> **YOUR TASK**
Report each line of the entries below that includes "Transcoded".

[Extracted records]

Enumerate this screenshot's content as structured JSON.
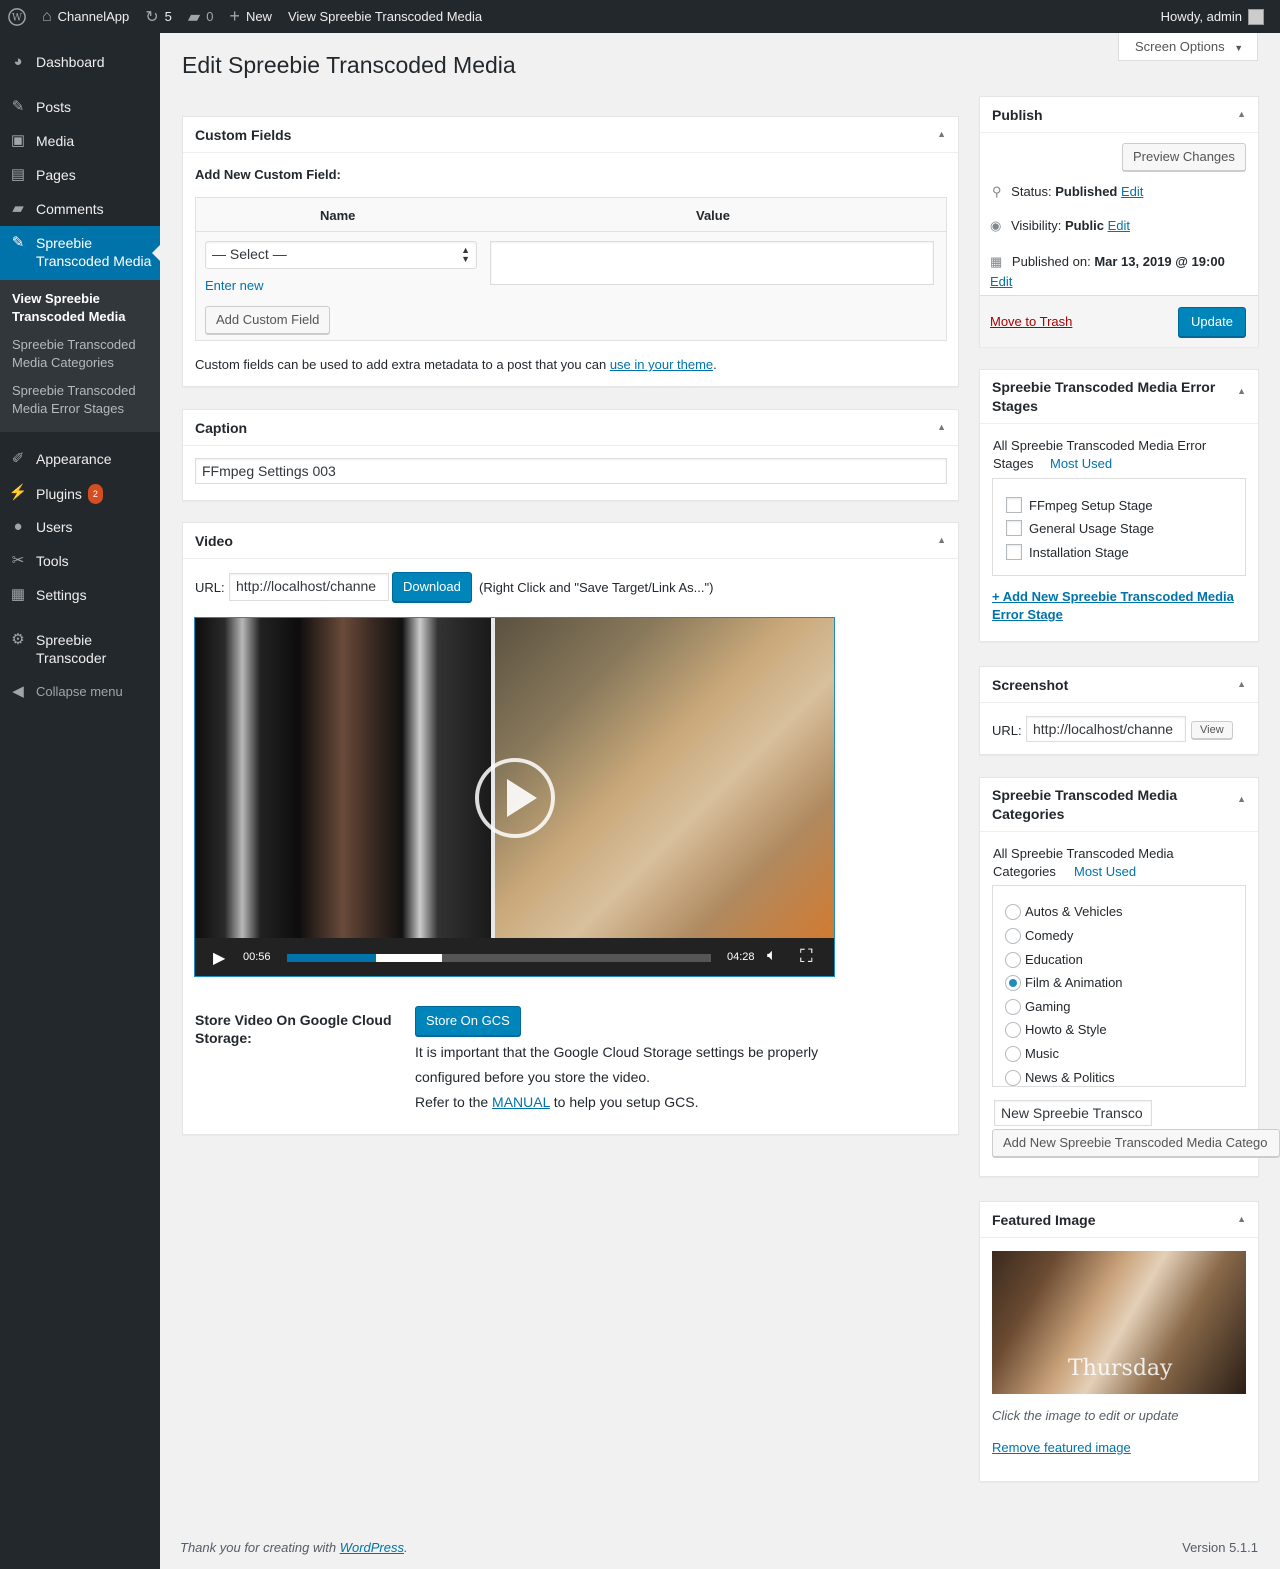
{
  "adminbar": {
    "site_name": "ChannelApp",
    "updates_count": "5",
    "comments_count": "0",
    "new_label": "New",
    "view_label": "View Spreebie Transcoded Media",
    "howdy": "Howdy, admin"
  },
  "sidebar": {
    "dashboard": "Dashboard",
    "posts": "Posts",
    "media": "Media",
    "pages": "Pages",
    "comments": "Comments",
    "active_line1": "Spreebie",
    "active_line2": "Transcoded Media",
    "sub_view_1": "View Spreebie",
    "sub_view_2": "Transcoded Media",
    "sub_cat_1": "Spreebie Transcoded",
    "sub_cat_2": "Media Categories",
    "sub_err_1": "Spreebie Transcoded",
    "sub_err_2": "Media Error Stages",
    "appearance": "Appearance",
    "plugins": "Plugins",
    "plugins_badge": "2",
    "users": "Users",
    "tools": "Tools",
    "settings": "Settings",
    "transcoder_1": "Spreebie",
    "transcoder_2": "Transcoder",
    "collapse": "Collapse menu"
  },
  "page": {
    "title": "Edit Spreebie Transcoded Media",
    "screen_options": "Screen Options"
  },
  "custom_fields": {
    "title": "Custom Fields",
    "add_new_label": "Add New Custom Field:",
    "col_name": "Name",
    "col_value": "Value",
    "select_value": "— Select —",
    "enter_new": "Enter new",
    "add_button": "Add Custom Field",
    "help_text": "Custom fields can be used to add extra metadata to a post that you can",
    "help_link": "use in your theme",
    "help_end": "."
  },
  "caption": {
    "title": "Caption",
    "value": "FFmpeg Settings 003"
  },
  "video": {
    "title": "Video",
    "url_label": "URL:",
    "url_value": "http://localhost/channe",
    "download_button": "Download",
    "download_hint": "(Right Click and \"Save Target/Link As...\")",
    "current_time": "00:56",
    "duration": "04:28",
    "played_fraction": 0.209,
    "buffered_fraction": 0.365,
    "gcs_label_1": "Store Video On Google Cloud",
    "gcs_label_2": "Storage:",
    "gcs_button": "Store On GCS",
    "gcs_note_1": "It is important that the Google Cloud Storage settings be properly",
    "gcs_note_2": "configured before you store the video.",
    "gcs_refer": "Refer to the",
    "gcs_manual": "MANUAL",
    "gcs_refer_end": "to help you setup GCS."
  },
  "publish": {
    "title": "Publish",
    "preview": "Preview Changes",
    "status_label": "Status:",
    "status_value": "Published",
    "visibility_label": "Visibility:",
    "visibility_value": "Public",
    "published_label": "Published on:",
    "published_value": "Mar 13, 2019 @ 19:00",
    "edit": "Edit",
    "trash": "Move to Trash",
    "update": "Update"
  },
  "error_stages": {
    "title_1": "Spreebie Transcoded Media Error",
    "title_2": "Stages",
    "tab_all_1": "All Spreebie Transcoded Media Error",
    "tab_all_2": "Stages",
    "tab_most": "Most Used",
    "items": [
      "FFmpeg Setup Stage",
      "General Usage Stage",
      "Installation Stage"
    ],
    "add_link_1": "+ Add New Spreebie Transcoded Media",
    "add_link_2": "Error Stage"
  },
  "screenshot": {
    "title": "Screenshot",
    "url_label": "URL:",
    "url_value": "http://localhost/channe",
    "view_button": "View"
  },
  "categories": {
    "title_1": "Spreebie Transcoded Media",
    "title_2": "Categories",
    "tab_all_1": "All Spreebie Transcoded Media",
    "tab_all_2": "Categories",
    "tab_most": "Most Used",
    "items": [
      "Autos & Vehicles",
      "Comedy",
      "Education",
      "Film & Animation",
      "Gaming",
      "Howto & Style",
      "Music",
      "News & Politics"
    ],
    "selected": "Film & Animation",
    "new_input": "New Spreebie Transco",
    "add_button": "Add New Spreebie Transcoded Media Catego"
  },
  "featured": {
    "title": "Featured Image",
    "image_caption": "Thursday",
    "hint": "Click the image to edit or update",
    "remove": "Remove featured image"
  },
  "footer": {
    "thanks": "Thank you for creating with",
    "wp_link": "WordPress",
    "period": ".",
    "version": "Version 5.1.1"
  }
}
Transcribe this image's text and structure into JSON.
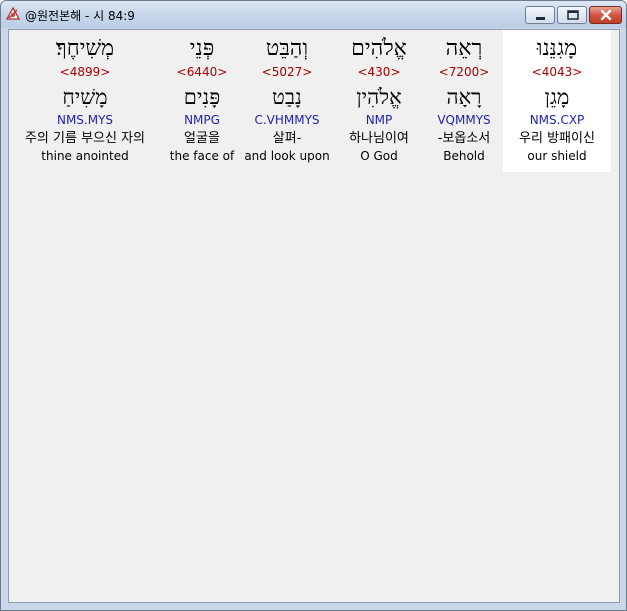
{
  "window": {
    "title": "@원전본해 - 시 84:9",
    "accent": "#c13c24"
  },
  "icons": {
    "app": "app-icon",
    "minimize": "minimize-icon",
    "maximize": "maximize-icon",
    "close": "close-icon"
  },
  "words": [
    {
      "hebrew": "מָגִנֵּנוּ",
      "strong": "<4043>",
      "lemma": "מָגֵן",
      "morph": "NMS.CXP",
      "korean": "우리 방패이신",
      "english": "our shield",
      "selected": true
    },
    {
      "hebrew": "רְאֵה",
      "strong": "<7200>",
      "lemma": "רָאָה",
      "morph": "VQMMYS",
      "korean": "-보옵소서",
      "english": "Behold",
      "selected": false
    },
    {
      "hebrew": "אֱלֹהִים",
      "strong": "<430>",
      "lemma": "אֱלֹהִין",
      "morph": "NMP",
      "korean": "하나님이여",
      "english": "O God",
      "selected": false
    },
    {
      "hebrew": "וְהַבֵּט",
      "strong": "<5027>",
      "lemma": "נָבַט",
      "morph": "C.VHMMYS",
      "korean": "살펴-",
      "english": "and look upon",
      "selected": false
    },
    {
      "hebrew": "פְּנֵי",
      "strong": "<6440>",
      "lemma": "פָּנִים",
      "morph": "NMPG",
      "korean": "얼굴을",
      "english": "the face of",
      "selected": false
    },
    {
      "hebrew": "מְשִׁיחֶךָ׃",
      "strong": "<4899>",
      "lemma": "מָשִׁיחַ",
      "morph": "NMS.MYS",
      "korean": "주의 기름 부으신 자의",
      "english": "thine anointed",
      "selected": false
    }
  ]
}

> **WORKED SOLUTION**
    "view_label": "View Spreebie Transcoded Media",
    "active_line2": "Transcoded Media",
    "sub_view_2": "Transcoded Media",
    "sub_cat_1": "Spreebie Transcoded",
    "sub_err_1": "Spreebie Transcoded",
    "title": "Edit Spreebie Transcoded Media",
    "title_1": "Spreebie Transcoded Media Error",
    "tab_all_1": "All Spreebie Transcoded Media Error",
    "add_link_1": "+ Add New Spreebie Transcoded Media",
    "title_1": "Spreebie Transcoded Media",
    "tab_all_1": "All Spreebie Transcoded Media",
    "add_button": "Add New Spreebie Transcoded Media Catego"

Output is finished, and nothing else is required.